**Work to complete**: Across the listing below, count the lines holding "this". State the number and nothing more.

# # # # #

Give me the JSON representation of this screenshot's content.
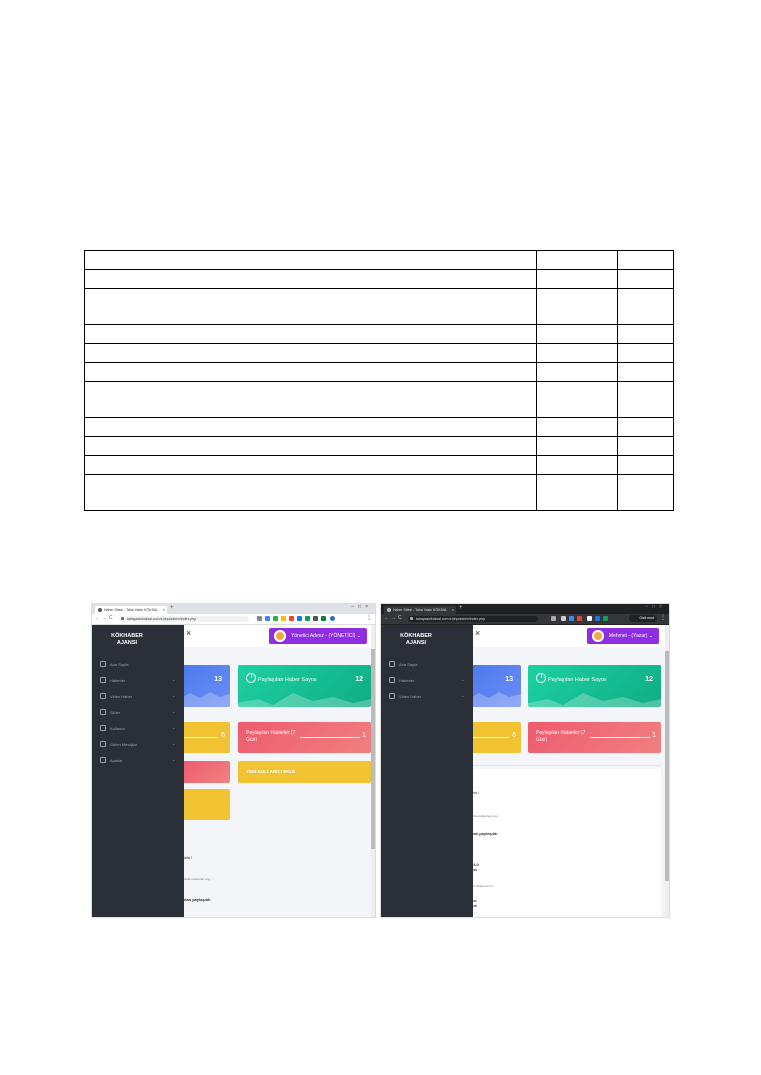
{
  "table": {
    "rows": 12,
    "cols": 3
  },
  "left_screenshot": {
    "tab_title": "Haber Sitesi - Taha Yasin KÖKSAL",
    "url": "tahayasinkoksal.com.tr/php/admin/index.php",
    "brand_line1": "KÖKHABER",
    "brand_line2": "AJANSI",
    "user_label": "Yönetici Adınız - (YÖNETİCİ)",
    "sidebar_items": [
      "Ana Sayfa",
      "Haberler",
      "Video Haber",
      "Slider",
      "Kullanıcı",
      "Gelen Mesajlar",
      "Ayarlar"
    ],
    "card_top_count": "13",
    "card_shared_label": "Paylaşılan Haber Sayısı",
    "card_shared_count": "12",
    "card_small_count": "6",
    "card_7day_label": "Paylaşılan Haberler (7 Gün)",
    "card_7day_count": "1",
    "card_new_user": "YENİ KULLANICI EKLE",
    "bottom_lines": [
      "arts !",
      "ünde kullanılan eng...",
      "dan paylaşıldı"
    ]
  },
  "right_screenshot": {
    "tab_title": "Haber Sitesi - Taha Yasin KÖKSAL",
    "url": "tahayasinkoksal.com.tr/php/admin/index.php",
    "profile": "Gizli mod",
    "brand_line1": "KÖKHABER",
    "brand_line2": "AJANSI",
    "user_label": "Mehmet - (Yazar)",
    "sidebar_items": [
      "Ana Sayfa",
      "Haberler",
      "Video Haber"
    ],
    "card_top_count": "13",
    "card_shared_label": "Paylaşılan Haber Sayısı",
    "card_shared_count": "12",
    "card_small_count": "6",
    "card_7day_label": "Paylaşılan Haberler (7 Gün)",
    "card_7day_count": "1",
    "bottom_lines": [
      "arts !",
      "ünde kullanılan eng...",
      "dan paylaşıldı",
      "ı 4.0",
      "ıldı",
      "ürü Süleyman S...",
      "ası",
      "ıldı"
    ]
  },
  "colors": {
    "sidebar": "#2b2f38",
    "user_button": "#8e2de2",
    "blue_card": "#4b7bec",
    "green_card": "#1dd1a1",
    "yellow_card": "#f1c232",
    "red_card": "#ee5a6f"
  }
}
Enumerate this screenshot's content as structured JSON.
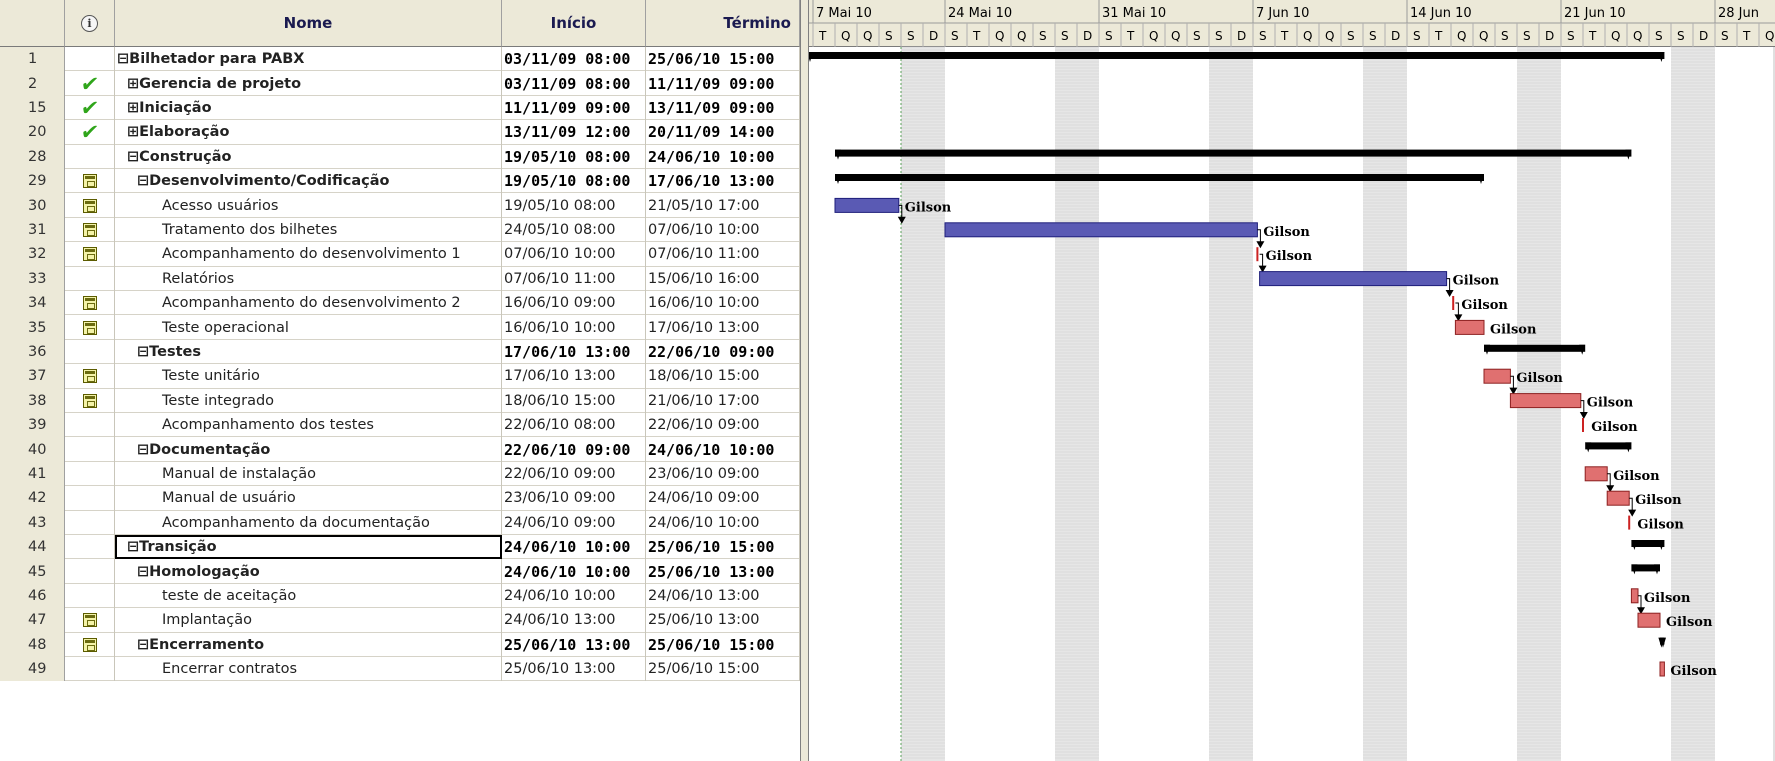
{
  "columns": {
    "id": "",
    "indicator": "info-icon",
    "name": "Nome",
    "start": "Início",
    "end": "Término"
  },
  "tasks": [
    {
      "id": "1",
      "ind": "",
      "name": "⊟Bilhetador para PABX",
      "start": "03/11/09 08:00",
      "end": "25/06/10 15:00",
      "bold": true,
      "level": 0
    },
    {
      "id": "2",
      "ind": "check",
      "name": "⊞Gerencia de projeto",
      "start": "03/11/09 08:00",
      "end": "11/11/09 09:00",
      "bold": true,
      "level": 1
    },
    {
      "id": "15",
      "ind": "check",
      "name": "⊞Iniciação",
      "start": "11/11/09 09:00",
      "end": "13/11/09 09:00",
      "bold": true,
      "level": 1
    },
    {
      "id": "20",
      "ind": "check",
      "name": "⊞Elaboração",
      "start": "13/11/09 12:00",
      "end": "20/11/09 14:00",
      "bold": true,
      "level": 1
    },
    {
      "id": "28",
      "ind": "",
      "name": "⊟Construção",
      "start": "19/05/10 08:00",
      "end": "24/06/10 10:00",
      "bold": true,
      "level": 1
    },
    {
      "id": "29",
      "ind": "cal",
      "name": "⊟Desenvolvimento/Codificação",
      "start": "19/05/10 08:00",
      "end": "17/06/10 13:00",
      "bold": true,
      "level": 2
    },
    {
      "id": "30",
      "ind": "cal",
      "name": "Acesso usuários",
      "start": "19/05/10 08:00",
      "end": "21/05/10 17:00",
      "bold": false,
      "level": 3
    },
    {
      "id": "31",
      "ind": "cal",
      "name": "Tratamento dos bilhetes",
      "start": "24/05/10 08:00",
      "end": "07/06/10 10:00",
      "bold": false,
      "level": 3
    },
    {
      "id": "32",
      "ind": "cal",
      "name": "Acompanhamento do desenvolvimento 1",
      "start": "07/06/10 10:00",
      "end": "07/06/10 11:00",
      "bold": false,
      "level": 3
    },
    {
      "id": "33",
      "ind": "",
      "name": "Relatórios",
      "start": "07/06/10 11:00",
      "end": "15/06/10 16:00",
      "bold": false,
      "level": 3
    },
    {
      "id": "34",
      "ind": "cal",
      "name": "Acompanhamento do desenvolvimento 2",
      "start": "16/06/10 09:00",
      "end": "16/06/10 10:00",
      "bold": false,
      "level": 3
    },
    {
      "id": "35",
      "ind": "cal",
      "name": "Teste operacional",
      "start": "16/06/10 10:00",
      "end": "17/06/10 13:00",
      "bold": false,
      "level": 3
    },
    {
      "id": "36",
      "ind": "",
      "name": "⊟Testes",
      "start": "17/06/10 13:00",
      "end": "22/06/10 09:00",
      "bold": true,
      "level": 2
    },
    {
      "id": "37",
      "ind": "cal",
      "name": "Teste unitário",
      "start": "17/06/10 13:00",
      "end": "18/06/10 15:00",
      "bold": false,
      "level": 3
    },
    {
      "id": "38",
      "ind": "cal",
      "name": "Teste integrado",
      "start": "18/06/10 15:00",
      "end": "21/06/10 17:00",
      "bold": false,
      "level": 3
    },
    {
      "id": "39",
      "ind": "",
      "name": "Acompanhamento dos testes",
      "start": "22/06/10 08:00",
      "end": "22/06/10 09:00",
      "bold": false,
      "level": 3
    },
    {
      "id": "40",
      "ind": "",
      "name": "⊟Documentação",
      "start": "22/06/10 09:00",
      "end": "24/06/10 10:00",
      "bold": true,
      "level": 2
    },
    {
      "id": "41",
      "ind": "",
      "name": "Manual de instalação",
      "start": "22/06/10 09:00",
      "end": "23/06/10 09:00",
      "bold": false,
      "level": 3
    },
    {
      "id": "42",
      "ind": "",
      "name": "Manual de usuário",
      "start": "23/06/10 09:00",
      "end": "24/06/10 09:00",
      "bold": false,
      "level": 3
    },
    {
      "id": "43",
      "ind": "",
      "name": "Acompanhamento da documentação",
      "start": "24/06/10 09:00",
      "end": "24/06/10 10:00",
      "bold": false,
      "level": 3
    },
    {
      "id": "44",
      "ind": "",
      "name": "⊟Transição",
      "start": "24/06/10 10:00",
      "end": "25/06/10 15:00",
      "bold": true,
      "level": 1,
      "selected": true
    },
    {
      "id": "45",
      "ind": "",
      "name": "⊟Homologação",
      "start": "24/06/10 10:00",
      "end": "25/06/10 13:00",
      "bold": true,
      "level": 2
    },
    {
      "id": "46",
      "ind": "",
      "name": "teste de aceitação",
      "start": "24/06/10 10:00",
      "end": "24/06/10 13:00",
      "bold": false,
      "level": 3
    },
    {
      "id": "47",
      "ind": "cal",
      "name": "Implantação",
      "start": "24/06/10 13:00",
      "end": "25/06/10 13:00",
      "bold": false,
      "level": 3
    },
    {
      "id": "48",
      "ind": "cal",
      "name": "⊟Encerramento",
      "start": "25/06/10 13:00",
      "end": "25/06/10 15:00",
      "bold": true,
      "level": 2
    },
    {
      "id": "49",
      "ind": "",
      "name": "Encerrar contratos",
      "start": "25/06/10 13:00",
      "end": "25/06/10 15:00",
      "bold": false,
      "level": 3
    }
  ],
  "timescale": {
    "weeks": [
      "7 Mai 10",
      "24 Mai 10",
      "31 Mai 10",
      "7 Jun 10",
      "14 Jun 10",
      "21 Jun 10",
      "28 Jun"
    ],
    "days": [
      "T",
      "Q",
      "Q",
      "S",
      "S",
      "D",
      "S",
      "T",
      "Q",
      "Q",
      "S",
      "S",
      "D",
      "S",
      "T",
      "Q",
      "Q",
      "S",
      "S",
      "D",
      "S",
      "T",
      "Q",
      "Q",
      "S",
      "S",
      "D",
      "S",
      "T",
      "Q",
      "Q",
      "S",
      "S",
      "D",
      "S",
      "T",
      "Q",
      "Q",
      "S",
      "S",
      "D",
      "S",
      "T",
      "Q"
    ]
  },
  "resource_label": "Gilson",
  "resources": [
    "",
    "",
    "",
    "",
    "",
    "",
    "Gilson",
    "Gilson",
    "Gilson",
    "Gilson",
    "Gilson",
    "Gilson",
    "",
    "Gilson",
    "Gilson",
    "Gilson",
    "",
    "Gilson",
    "Gilson",
    "Gilson",
    "",
    "",
    "Gilson",
    "Gilson",
    "",
    "Gilson"
  ],
  "colors": {
    "normal_bar": "#5a5ab4",
    "critical_bar": "#e07070",
    "summary_bar": "#000000",
    "milestone_link": "#cc2222",
    "nonworking": "#d0d0d0"
  }
}
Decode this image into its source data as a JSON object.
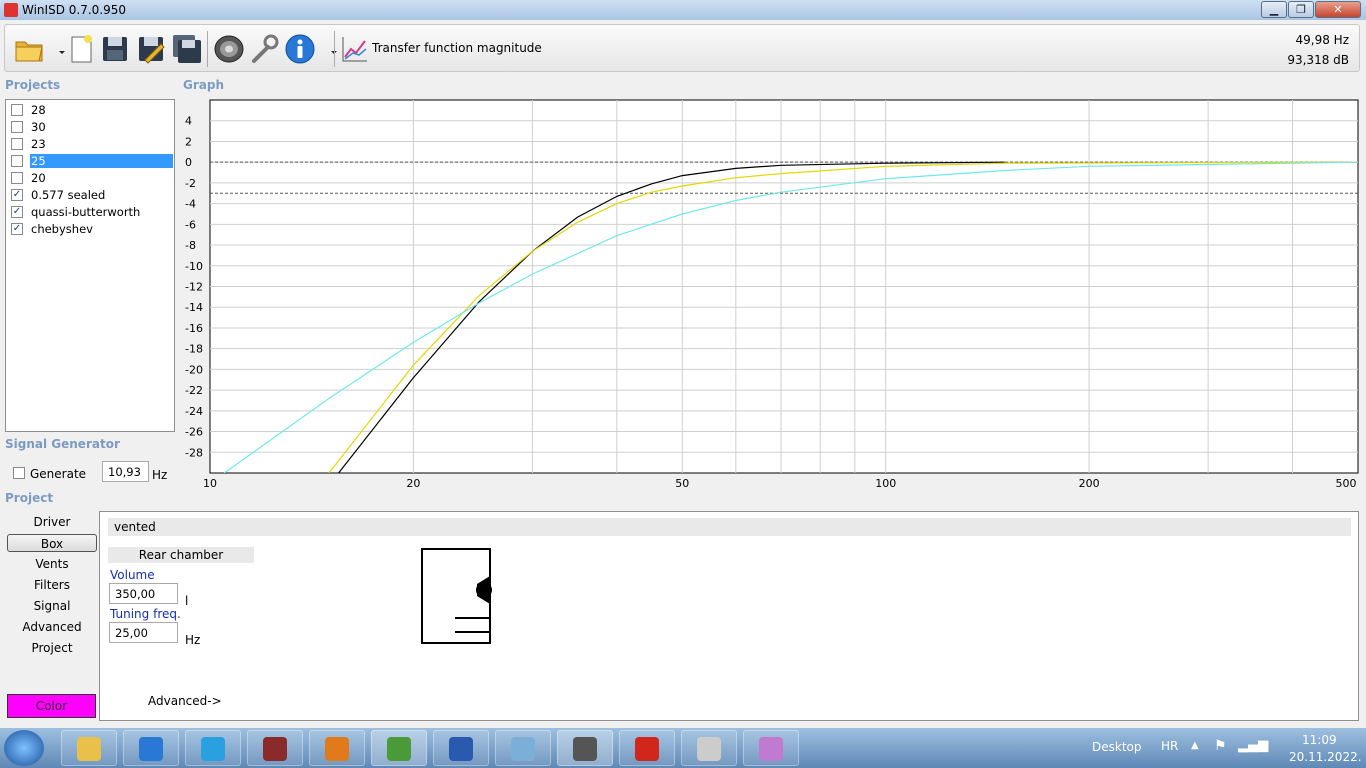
{
  "window": {
    "title": "WinISD 0.7.0.950",
    "minimize": "▁",
    "maximize": "❐",
    "close": "✕"
  },
  "toolbar": {
    "graph_title": "Transfer function magnitude",
    "readout_freq": "49,98 Hz",
    "readout_level": "93,318 dB",
    "icons": [
      "open-folder-icon",
      "new-document-icon",
      "save-icon",
      "save-as-icon",
      "save-all-icon",
      "driver-icon",
      "tools-icon",
      "info-icon",
      "chart-icon"
    ]
  },
  "projects": {
    "heading": "Projects",
    "items": [
      {
        "label": "28",
        "checked": false,
        "selected": false
      },
      {
        "label": "30",
        "checked": false,
        "selected": false
      },
      {
        "label": "23",
        "checked": false,
        "selected": false
      },
      {
        "label": "25",
        "checked": false,
        "selected": true
      },
      {
        "label": "20",
        "checked": false,
        "selected": false
      },
      {
        "label": "0.577 sealed",
        "checked": true,
        "selected": false
      },
      {
        "label": "quassi-butterworth",
        "checked": true,
        "selected": false
      },
      {
        "label": "chebyshev",
        "checked": true,
        "selected": false
      }
    ]
  },
  "graph": {
    "heading": "Graph"
  },
  "chart_data": {
    "type": "line",
    "title": "",
    "xlabel": "",
    "ylabel": "",
    "x_scale": "log",
    "xlim": [
      10,
      500
    ],
    "ylim": [
      -30,
      6
    ],
    "x_ticks": [
      10,
      20,
      50,
      100,
      200,
      500
    ],
    "x_tick_labels": [
      "10",
      "20",
      "50",
      "100",
      "200",
      "500"
    ],
    "y_ticks": [
      4,
      2,
      0,
      -2,
      -4,
      -6,
      -8,
      -10,
      -12,
      -14,
      -16,
      -18,
      -20,
      -22,
      -24,
      -26,
      -28
    ],
    "y_tick_labels": [
      "4",
      "2",
      "0",
      "-2",
      "-4",
      "-6",
      "-8",
      "-10",
      "-12",
      "-14",
      "-16",
      "-18",
      "-20",
      "-22",
      "-24",
      "-26",
      "-28"
    ],
    "reference_lines": [
      0,
      -3
    ],
    "grid": true,
    "series": [
      {
        "color": "#000000",
        "x": [
          15.5,
          20,
          25,
          30,
          35,
          40,
          45,
          50,
          60,
          70,
          100,
          150
        ],
        "y": [
          -30,
          -20.8,
          -13.5,
          -8.6,
          -5.3,
          -3.3,
          -2.1,
          -1.3,
          -0.6,
          -0.3,
          -0.1,
          0
        ]
      },
      {
        "color": "#e6d700",
        "x": [
          15,
          20,
          25,
          30,
          35,
          40,
          45,
          50,
          60,
          70,
          100,
          150,
          500
        ],
        "y": [
          -30,
          -19.6,
          -12.9,
          -8.6,
          -5.8,
          -4.0,
          -2.9,
          -2.3,
          -1.5,
          -1.1,
          -0.4,
          -0.1,
          0
        ]
      },
      {
        "color": "#6fe8ee",
        "x": [
          10.5,
          15,
          20,
          25,
          30,
          40,
          50,
          60,
          70,
          100,
          150,
          200,
          500
        ],
        "y": [
          -30,
          -22.8,
          -17.4,
          -13.6,
          -10.8,
          -7.1,
          -5.0,
          -3.7,
          -2.9,
          -1.6,
          -0.8,
          -0.4,
          0
        ]
      }
    ]
  },
  "signal_generator": {
    "heading": "Signal Generator",
    "generate_label": "Generate",
    "generate_checked": false,
    "frequency": "10,93",
    "unit": "Hz"
  },
  "project": {
    "heading": "Project",
    "nav": [
      "Driver",
      "Box",
      "Vents",
      "Filters",
      "Signal",
      "Advanced",
      "Project"
    ],
    "active_nav": "Box",
    "box_type": "vented",
    "rear_chamber_label": "Rear chamber",
    "volume_label": "Volume",
    "volume_value": "350,00",
    "volume_unit": "l",
    "tuning_label": "Tuning freq.",
    "tuning_value": "25,00",
    "tuning_unit": "Hz",
    "advanced_link": "Advanced->",
    "color_label": "Color",
    "color_value": "#ff00ff"
  },
  "taskbar": {
    "apps": [
      "start-orb-icon",
      "explorer-icon",
      "ie-icon",
      "skype-icon",
      "winrar-icon",
      "media-player-icon",
      "chrome-icon",
      "word-icon",
      "notepad-icon",
      "winisd-icon",
      "pdf-icon",
      "calculator-icon",
      "paint-icon"
    ],
    "desktop_label": "Desktop",
    "lang": "HR",
    "time": "11:09",
    "date": "20.11.2022."
  }
}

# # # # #

**Task answer**: 3